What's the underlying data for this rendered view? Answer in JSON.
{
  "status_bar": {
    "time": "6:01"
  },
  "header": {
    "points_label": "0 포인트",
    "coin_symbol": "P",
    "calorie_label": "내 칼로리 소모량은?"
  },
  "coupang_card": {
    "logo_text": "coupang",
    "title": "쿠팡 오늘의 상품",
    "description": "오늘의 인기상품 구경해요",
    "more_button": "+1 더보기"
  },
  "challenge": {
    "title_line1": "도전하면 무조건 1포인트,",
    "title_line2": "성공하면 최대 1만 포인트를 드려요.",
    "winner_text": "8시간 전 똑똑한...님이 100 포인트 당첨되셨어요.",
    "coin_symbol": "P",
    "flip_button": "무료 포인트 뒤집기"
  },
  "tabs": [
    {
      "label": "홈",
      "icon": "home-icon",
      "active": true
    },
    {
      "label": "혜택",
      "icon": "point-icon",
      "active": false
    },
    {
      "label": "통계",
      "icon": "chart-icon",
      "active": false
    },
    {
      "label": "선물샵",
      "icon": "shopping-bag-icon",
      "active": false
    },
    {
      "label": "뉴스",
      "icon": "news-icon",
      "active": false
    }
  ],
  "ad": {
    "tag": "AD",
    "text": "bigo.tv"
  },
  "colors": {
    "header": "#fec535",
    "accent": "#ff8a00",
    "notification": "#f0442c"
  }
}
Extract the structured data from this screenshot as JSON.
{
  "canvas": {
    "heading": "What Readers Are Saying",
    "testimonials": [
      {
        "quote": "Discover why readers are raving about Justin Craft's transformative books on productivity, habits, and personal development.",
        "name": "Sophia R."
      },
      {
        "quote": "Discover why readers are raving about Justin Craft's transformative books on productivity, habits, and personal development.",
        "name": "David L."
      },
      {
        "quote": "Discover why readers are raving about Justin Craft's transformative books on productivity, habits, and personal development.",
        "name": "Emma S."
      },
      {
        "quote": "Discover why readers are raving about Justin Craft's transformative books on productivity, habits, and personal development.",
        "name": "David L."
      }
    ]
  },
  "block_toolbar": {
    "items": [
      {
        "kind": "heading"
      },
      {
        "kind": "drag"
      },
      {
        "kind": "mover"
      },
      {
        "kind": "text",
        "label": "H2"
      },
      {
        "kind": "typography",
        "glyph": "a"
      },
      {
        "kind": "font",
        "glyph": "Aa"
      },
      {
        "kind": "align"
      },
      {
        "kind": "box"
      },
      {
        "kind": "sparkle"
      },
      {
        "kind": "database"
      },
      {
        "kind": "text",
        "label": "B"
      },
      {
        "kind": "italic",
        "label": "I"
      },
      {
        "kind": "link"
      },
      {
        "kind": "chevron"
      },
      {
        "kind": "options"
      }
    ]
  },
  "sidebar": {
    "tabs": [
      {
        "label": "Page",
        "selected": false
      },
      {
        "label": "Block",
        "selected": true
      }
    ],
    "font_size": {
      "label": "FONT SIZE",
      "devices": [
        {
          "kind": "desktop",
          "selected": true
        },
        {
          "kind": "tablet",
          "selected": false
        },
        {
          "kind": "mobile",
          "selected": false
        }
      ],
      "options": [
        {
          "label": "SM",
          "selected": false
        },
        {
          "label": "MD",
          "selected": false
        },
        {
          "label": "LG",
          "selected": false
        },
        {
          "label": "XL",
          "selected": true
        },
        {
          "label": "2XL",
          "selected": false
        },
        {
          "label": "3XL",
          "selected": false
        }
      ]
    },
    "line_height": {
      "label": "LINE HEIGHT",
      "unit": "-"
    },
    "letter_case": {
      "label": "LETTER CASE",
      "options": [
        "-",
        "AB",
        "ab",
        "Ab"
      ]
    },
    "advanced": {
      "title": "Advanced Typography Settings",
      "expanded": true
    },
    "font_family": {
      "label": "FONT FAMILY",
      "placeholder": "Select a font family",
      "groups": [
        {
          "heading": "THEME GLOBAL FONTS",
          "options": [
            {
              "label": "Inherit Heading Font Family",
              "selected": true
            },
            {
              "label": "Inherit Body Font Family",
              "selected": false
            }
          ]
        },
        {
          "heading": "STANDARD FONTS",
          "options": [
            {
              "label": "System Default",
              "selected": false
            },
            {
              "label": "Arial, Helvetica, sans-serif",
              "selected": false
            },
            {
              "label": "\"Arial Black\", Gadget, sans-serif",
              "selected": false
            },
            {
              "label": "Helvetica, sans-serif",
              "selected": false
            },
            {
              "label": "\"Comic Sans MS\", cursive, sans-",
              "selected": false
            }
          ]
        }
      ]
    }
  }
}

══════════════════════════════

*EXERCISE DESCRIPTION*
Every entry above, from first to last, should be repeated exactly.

*TASK RESPONSE*
What's the underlying data for this rendered view? Answer in JSON.
{
  "status_bar": {
    "time": "6:01"
  },
  "header": {
    "points_label": "0 포인트",
    "coin_symbol": "P",
    "calorie_label": "내 칼로리 소모량은?"
  },
  "coupang_card": {
    "logo_text": "coupang",
    "title": "쿠팡 오늘의 상품",
    "description": "오늘의 인기상품 구경해요",
    "more_button": "+1 더보기"
  },
  "challenge": {
    "title_line1": "도전하면 무조건 1포인트,",
    "title_line2": "성공하면 최대 1만 포인트를 드려요.",
    "winner_text": "8시간 전 똑똑한...님이 100 포인트 당첨되셨어요.",
    "coin_symbol": "P",
    "flip_button": "무료 포인트 뒤집기"
  },
  "tabs": [
    {
      "label": "홈",
      "icon": "home-icon",
      "active": true
    },
    {
      "label": "혜택",
      "icon": "point-icon",
      "active": false
    },
    {
      "label": "통계",
      "icon": "chart-icon",
      "active": false
    },
    {
      "label": "선물샵",
      "icon": "shopping-bag-icon",
      "active": false
    },
    {
      "label": "뉴스",
      "icon": "news-icon",
      "active": false
    }
  ],
  "ad": {
    "tag": "AD",
    "text": "bigo.tv"
  },
  "colors": {
    "header": "#fec535",
    "accent": "#ff8a00",
    "notification": "#f0442c"
  }
}
Extract the structured data from this screenshot as JSON.
{
  "canvas": {
    "heading": "What Readers Are Saying",
    "testimonials": [
      {
        "quote": "Discover why readers are raving about Justin Craft's transformative books on productivity, habits, and personal development.",
        "name": "Sophia R."
      },
      {
        "quote": "Discover why readers are raving about Justin Craft's transformative books on productivity, habits, and personal development.",
        "name": "David L."
      },
      {
        "quote": "Discover why readers are raving about Justin Craft's transformative books on productivity, habits, and personal development.",
        "name": "Emma S."
      },
      {
        "quote": "Discover why readers are raving about Justin Craft's transformative books on productivity, habits, and personal development.",
        "name": "David L."
      }
    ]
  },
  "block_toolbar": {
    "items": [
      {
        "kind": "heading"
      },
      {
        "kind": "drag"
      },
      {
        "kind": "mover"
      },
      {
        "kind": "text",
        "label": "H2"
      },
      {
        "kind": "typography",
        "glyph": "a"
      },
      {
        "kind": "font",
        "glyph": "Aa"
      },
      {
        "kind": "align"
      },
      {
        "kind": "box"
      },
      {
        "kind": "sparkle"
      },
      {
        "kind": "database"
      },
      {
        "kind": "text",
        "label": "B"
      },
      {
        "kind": "italic",
        "label": "I"
      },
      {
        "kind": "link"
      },
      {
        "kind": "chevron"
      },
      {
        "kind": "options"
      }
    ]
  },
  "sidebar": {
    "tabs": [
      {
        "label": "Page",
        "selected": false
      },
      {
        "label": "Block",
        "selected": true
      }
    ],
    "font_size": {
      "label": "FONT SIZE",
      "devices": [
        {
          "kind": "desktop",
          "selected": true
        },
        {
          "kind": "tablet",
          "selected": false
        },
        {
          "kind": "mobile",
          "selected": false
        }
      ],
      "options": [
        {
          "label": "SM",
          "selected": false
        },
        {
          "label": "MD",
          "selected": false
        },
        {
          "label": "LG",
          "selected": false
        },
        {
          "label": "XL",
          "selected": true
        },
        {
          "label": "2XL",
          "selected": false
        },
        {
          "label": "3XL",
          "selected": false
        }
      ]
    },
    "line_height": {
      "label": "LINE HEIGHT",
      "unit": "-"
    },
    "letter_case": {
      "label": "LETTER CASE",
      "options": [
        "-",
        "AB",
        "ab",
        "Ab"
      ]
    },
    "advanced": {
      "title": "Advanced Typography Settings",
      "expanded": true
    },
    "font_family": {
      "label": "FONT FAMILY",
      "placeholder": "Select a font family",
      "groups": [
        {
          "heading": "THEME GLOBAL FONTS",
          "options": [
            {
              "label": "Inherit Heading Font Family",
              "selected": true
            },
            {
              "label": "Inherit Body Font Family",
              "selected": false
            }
          ]
        },
        {
          "heading": "STANDARD FONTS",
          "options": [
            {
              "label": "System Default",
              "selected": false
            },
            {
              "label": "Arial, Helvetica, sans-serif",
              "selected": false
            },
            {
              "label": "\"Arial Black\", Gadget, sans-serif",
              "selected": false
            },
            {
              "label": "Helvetica, sans-serif",
              "selected": false
            },
            {
              "label": "\"Comic Sans MS\", cursive, sans-",
              "selected": false
            }
          ]
        }
      ]
    }
  }
}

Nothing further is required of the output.